> **WHAT TO WORK ON**: Count the lines in the records that hold the string "date". Only the number should be given.

> **DATASET RECORDS**:
###
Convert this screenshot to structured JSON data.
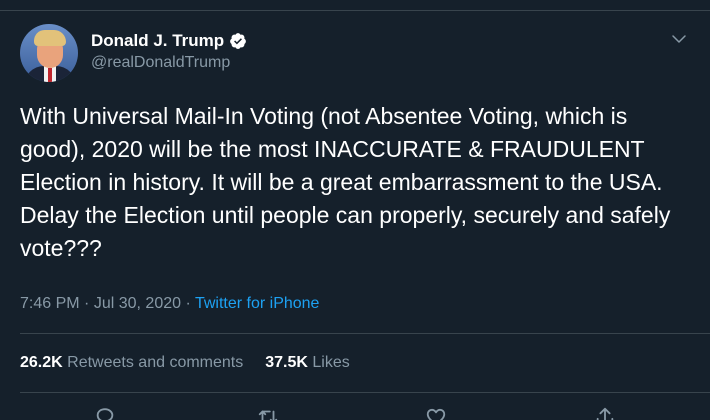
{
  "author": {
    "display_name": "Donald J. Trump",
    "handle": "@realDonaldTrump",
    "verified": true
  },
  "tweet": {
    "text": "With Universal Mail-In Voting (not Absentee Voting, which is good), 2020 will be the most INACCURATE & FRAUDULENT Election in history. It will be a great embarrassment to the USA. Delay the Election until people can properly, securely and safely vote???"
  },
  "meta": {
    "time": "7:46 PM",
    "separator": "·",
    "date": "Jul 30, 2020",
    "source": "Twitter for iPhone"
  },
  "stats": {
    "retweets_count": "26.2K",
    "retweets_label": "Retweets and comments",
    "likes_count": "37.5K",
    "likes_label": "Likes"
  },
  "icons": {
    "verified": "verified-badge-icon",
    "more": "chevron-down-icon",
    "reply": "reply-icon",
    "retweet": "retweet-icon",
    "like": "heart-icon",
    "share": "share-icon"
  },
  "colors": {
    "background": "#15202b",
    "text": "#ffffff",
    "secondary_text": "#8899a6",
    "link": "#1da1f2",
    "border": "#38444d"
  }
}
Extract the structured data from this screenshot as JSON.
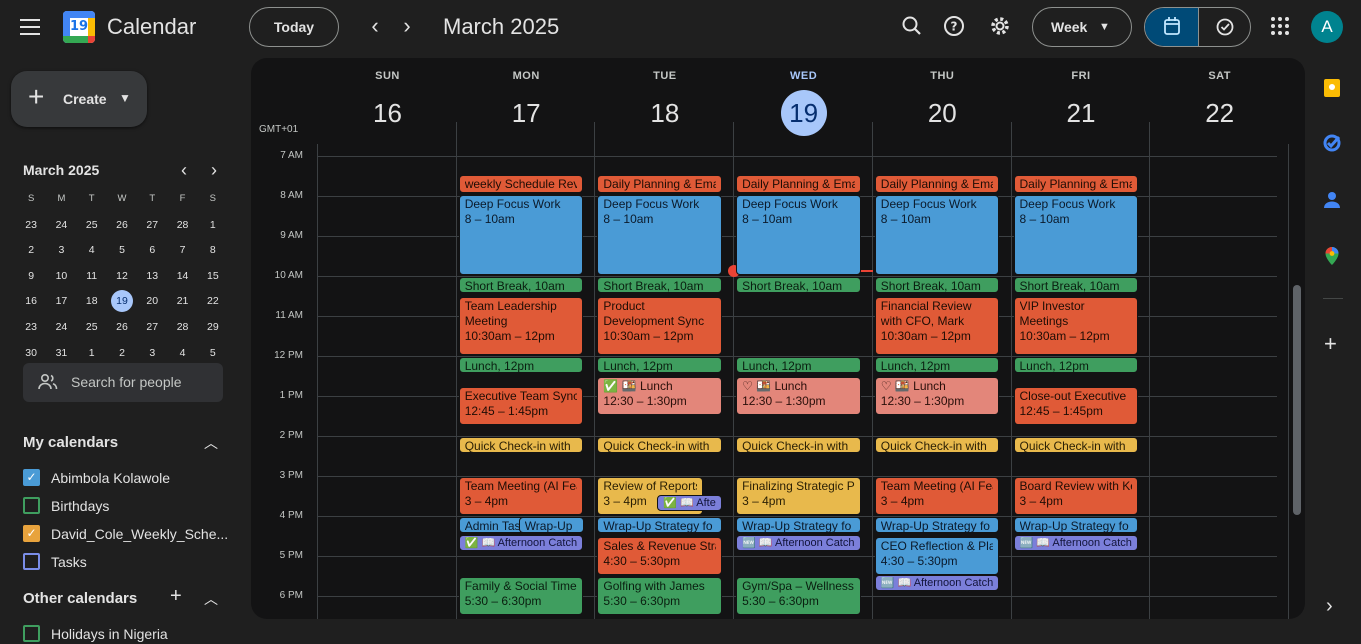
{
  "header": {
    "app_name": "Calendar",
    "logo_day": "19",
    "today_label": "Today",
    "prev_icon": "chevron-left-icon",
    "next_icon": "chevron-right-icon",
    "title": "March 2025",
    "view_label": "Week",
    "avatar_letter": "A"
  },
  "sidebar": {
    "create_label": "Create",
    "mini_month": {
      "title": "March 2025",
      "weekday_headers": [
        "S",
        "M",
        "T",
        "W",
        "T",
        "F",
        "S"
      ],
      "weeks": [
        [
          "23",
          "24",
          "25",
          "26",
          "27",
          "28",
          "1"
        ],
        [
          "2",
          "3",
          "4",
          "5",
          "6",
          "7",
          "8"
        ],
        [
          "9",
          "10",
          "11",
          "12",
          "13",
          "14",
          "15"
        ],
        [
          "16",
          "17",
          "18",
          "19",
          "20",
          "21",
          "22"
        ],
        [
          "23",
          "24",
          "25",
          "26",
          "27",
          "28",
          "29"
        ],
        [
          "30",
          "31",
          "1",
          "2",
          "3",
          "4",
          "5"
        ]
      ],
      "today": "19"
    },
    "search_people_label": "Search for people",
    "my_calendars_title": "My calendars",
    "my_calendars": [
      {
        "name": "Abimbola Kolawole",
        "color": "#4a9bd6",
        "checked": true
      },
      {
        "name": "Birthdays",
        "color": "#3f9e5f",
        "checked": false
      },
      {
        "name": "David_Cole_Weekly_Sche...",
        "color": "#e8a33d",
        "checked": true
      },
      {
        "name": "Tasks",
        "color": "#7b8ee8",
        "checked": false
      }
    ],
    "other_calendars_title": "Other calendars",
    "other_calendars": [
      {
        "name": "Holidays in Nigeria",
        "color": "#3f9e5f",
        "checked": false
      }
    ]
  },
  "week": {
    "timezone": "GMT+01",
    "days": [
      {
        "name": "SUN",
        "date": "16"
      },
      {
        "name": "MON",
        "date": "17"
      },
      {
        "name": "TUE",
        "date": "18"
      },
      {
        "name": "WED",
        "date": "19",
        "current": true
      },
      {
        "name": "THU",
        "date": "20"
      },
      {
        "name": "FRI",
        "date": "21"
      },
      {
        "name": "SAT",
        "date": "22"
      }
    ],
    "hours": [
      "7 AM",
      "8 AM",
      "9 AM",
      "10 AM",
      "11 AM",
      "12 PM",
      "1 PM",
      "2 PM",
      "3 PM",
      "4 PM",
      "5 PM",
      "6 PM"
    ]
  },
  "events": [
    {
      "day": 1,
      "start": 7.45,
      "end": 7.95,
      "color": "red",
      "title": "weekly Schedule Rev"
    },
    {
      "day": 2,
      "start": 7.45,
      "end": 7.95,
      "color": "red",
      "title": "Daily Planning & Ema"
    },
    {
      "day": 3,
      "start": 7.45,
      "end": 7.95,
      "color": "red",
      "title": "Daily Planning & Ema"
    },
    {
      "day": 4,
      "start": 7.45,
      "end": 7.95,
      "color": "red",
      "title": "Daily Planning & Ema"
    },
    {
      "day": 5,
      "start": 7.45,
      "end": 7.95,
      "color": "red",
      "title": "Daily Planning & Ema"
    },
    {
      "day": 1,
      "start": 7.95,
      "end": 10,
      "color": "blue",
      "title": "Deep Focus Work",
      "time": "8 – 10am"
    },
    {
      "day": 2,
      "start": 7.95,
      "end": 10,
      "color": "blue",
      "title": "Deep Focus Work",
      "time": "8 – 10am"
    },
    {
      "day": 3,
      "start": 7.95,
      "end": 10,
      "color": "blue",
      "title": "Deep Focus Work",
      "time": "8 – 10am"
    },
    {
      "day": 4,
      "start": 7.95,
      "end": 10,
      "color": "blue",
      "title": "Deep Focus Work",
      "time": "8 – 10am"
    },
    {
      "day": 5,
      "start": 7.95,
      "end": 10,
      "color": "blue",
      "title": "Deep Focus Work",
      "time": "8 – 10am"
    },
    {
      "day": 1,
      "start": 10,
      "end": 10.45,
      "color": "green",
      "title": "Short Break, 10am"
    },
    {
      "day": 2,
      "start": 10,
      "end": 10.45,
      "color": "green",
      "title": "Short Break, 10am"
    },
    {
      "day": 3,
      "start": 10,
      "end": 10.45,
      "color": "green",
      "title": "Short Break, 10am"
    },
    {
      "day": 4,
      "start": 10,
      "end": 10.45,
      "color": "green",
      "title": "Short Break, 10am"
    },
    {
      "day": 5,
      "start": 10,
      "end": 10.45,
      "color": "green",
      "title": "Short Break, 10am"
    },
    {
      "day": 1,
      "start": 10.5,
      "end": 12,
      "color": "red",
      "title": "Team Leadership Meeting",
      "time": "10:30am – 12pm",
      "wrap": true
    },
    {
      "day": 2,
      "start": 10.5,
      "end": 12,
      "color": "red",
      "title": "Product Development Sync",
      "time": "10:30am – 12pm",
      "wrap": true
    },
    {
      "day": 4,
      "start": 10.5,
      "end": 12,
      "color": "red",
      "title": "Financial Review with CFO, Mark",
      "time": "10:30am – 12pm",
      "wrap": true
    },
    {
      "day": 5,
      "start": 10.5,
      "end": 12,
      "color": "red",
      "title": "VIP Investor Meetings",
      "time": "10:30am – 12pm",
      "wrap": true
    },
    {
      "day": 1,
      "start": 12,
      "end": 12.45,
      "color": "green",
      "title": "Lunch, 12pm"
    },
    {
      "day": 2,
      "start": 12,
      "end": 12.45,
      "color": "green",
      "title": "Lunch, 12pm"
    },
    {
      "day": 3,
      "start": 12,
      "end": 12.45,
      "color": "green",
      "title": "Lunch, 12pm"
    },
    {
      "day": 4,
      "start": 12,
      "end": 12.45,
      "color": "green",
      "title": "Lunch, 12pm"
    },
    {
      "day": 5,
      "start": 12,
      "end": 12.45,
      "color": "green",
      "title": "Lunch, 12pm"
    },
    {
      "day": 1,
      "start": 12.75,
      "end": 13.75,
      "color": "red",
      "title": "Executive Team Sync",
      "time": "12:45 – 1:45pm"
    },
    {
      "day": 2,
      "start": 12.5,
      "end": 13.5,
      "color": "pink",
      "title": "✅ 🍱 Lunch",
      "time": "12:30 – 1:30pm"
    },
    {
      "day": 3,
      "start": 12.5,
      "end": 13.5,
      "color": "pink",
      "title": "♡ 🍱 Lunch",
      "time": "12:30 – 1:30pm"
    },
    {
      "day": 4,
      "start": 12.5,
      "end": 13.5,
      "color": "pink",
      "title": "♡ 🍱 Lunch",
      "time": "12:30 – 1:30pm"
    },
    {
      "day": 5,
      "start": 12.75,
      "end": 13.75,
      "color": "red",
      "title": "Close-out Executive",
      "time": "12:45 – 1:45pm"
    },
    {
      "day": 1,
      "start": 14,
      "end": 14.45,
      "color": "yellow",
      "title": "Quick Check-in with"
    },
    {
      "day": 2,
      "start": 14,
      "end": 14.45,
      "color": "yellow",
      "title": "Quick Check-in with"
    },
    {
      "day": 3,
      "start": 14,
      "end": 14.45,
      "color": "yellow",
      "title": "Quick Check-in with"
    },
    {
      "day": 4,
      "start": 14,
      "end": 14.45,
      "color": "yellow",
      "title": "Quick Check-in with"
    },
    {
      "day": 5,
      "start": 14,
      "end": 14.45,
      "color": "yellow",
      "title": "Quick Check-in with"
    },
    {
      "day": 1,
      "start": 15,
      "end": 16,
      "color": "red",
      "title": "Team Meeting (AI Fea",
      "time": "3 – 4pm"
    },
    {
      "day": 2,
      "start": 15,
      "end": 16,
      "color": "yellow",
      "title": "Review of Reports",
      "time": "3 – 4pm",
      "narrow": true
    },
    {
      "day": 3,
      "start": 15,
      "end": 16,
      "color": "yellow",
      "title": "Finalizing Strategic P",
      "time": "3 – 4pm"
    },
    {
      "day": 4,
      "start": 15,
      "end": 16,
      "color": "red",
      "title": "Team Meeting (AI Fea",
      "time": "3 – 4pm"
    },
    {
      "day": 5,
      "start": 15,
      "end": 16,
      "color": "red",
      "title": "Board Review with Ke",
      "time": "3 – 4pm"
    },
    {
      "day": 2,
      "start": 15.45,
      "end": 15.85,
      "color": "purple",
      "title": "✅ 📖 Afte",
      "offset": true
    },
    {
      "day": 1,
      "start": 16,
      "end": 16.45,
      "color": "blue",
      "title": "Admin Tas",
      "narrow": true
    },
    {
      "day": 1,
      "start": 16,
      "end": 16.45,
      "color": "blue",
      "title": "Wrap-Up",
      "offset": true
    },
    {
      "day": 2,
      "start": 16,
      "end": 16.45,
      "color": "blue",
      "title": "Wrap-Up Strategy fo"
    },
    {
      "day": 3,
      "start": 16,
      "end": 16.45,
      "color": "blue",
      "title": "Wrap-Up Strategy fo"
    },
    {
      "day": 4,
      "start": 16,
      "end": 16.45,
      "color": "blue",
      "title": "Wrap-Up Strategy fo"
    },
    {
      "day": 5,
      "start": 16,
      "end": 16.45,
      "color": "blue",
      "title": "Wrap-Up Strategy fo"
    },
    {
      "day": 1,
      "start": 16.45,
      "end": 16.85,
      "color": "purple",
      "title": "✅ 📖 Afternoon Catch"
    },
    {
      "day": 3,
      "start": 16.45,
      "end": 16.85,
      "color": "purple",
      "title": "🆕 📖 Afternoon Catch"
    },
    {
      "day": 5,
      "start": 16.45,
      "end": 16.85,
      "color": "purple",
      "title": "🆕 📖 Afternoon Catch"
    },
    {
      "day": 2,
      "start": 16.5,
      "end": 17.5,
      "color": "red",
      "title": "Sales & Revenue Stra",
      "time": "4:30 – 5:30pm"
    },
    {
      "day": 4,
      "start": 16.5,
      "end": 17.5,
      "color": "blue",
      "title": "CEO Reflection & Pla",
      "time": "4:30 – 5:30pm"
    },
    {
      "day": 4,
      "start": 17.45,
      "end": 17.85,
      "color": "purple",
      "title": "🆕 📖 Afternoon Catch"
    },
    {
      "day": 1,
      "start": 17.5,
      "end": 18.5,
      "color": "green",
      "title": "Family & Social Time",
      "time": "5:30 – 6:30pm"
    },
    {
      "day": 2,
      "start": 17.5,
      "end": 18.5,
      "color": "green",
      "title": "Golfing with James",
      "time": "5:30 – 6:30pm"
    },
    {
      "day": 3,
      "start": 17.5,
      "end": 18.5,
      "color": "green",
      "title": "Gym/Spa – Wellness",
      "time": "5:30 – 6:30pm"
    }
  ],
  "now_indicator": {
    "day": 3,
    "hour": 9.85
  }
}
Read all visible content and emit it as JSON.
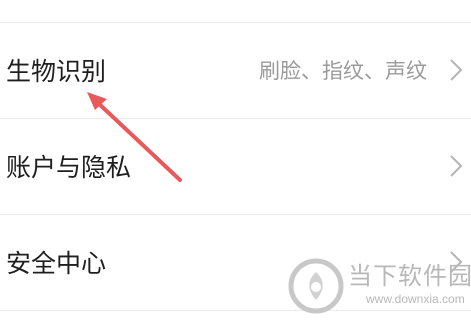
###
> **PROBLEM SOLUTION**: 8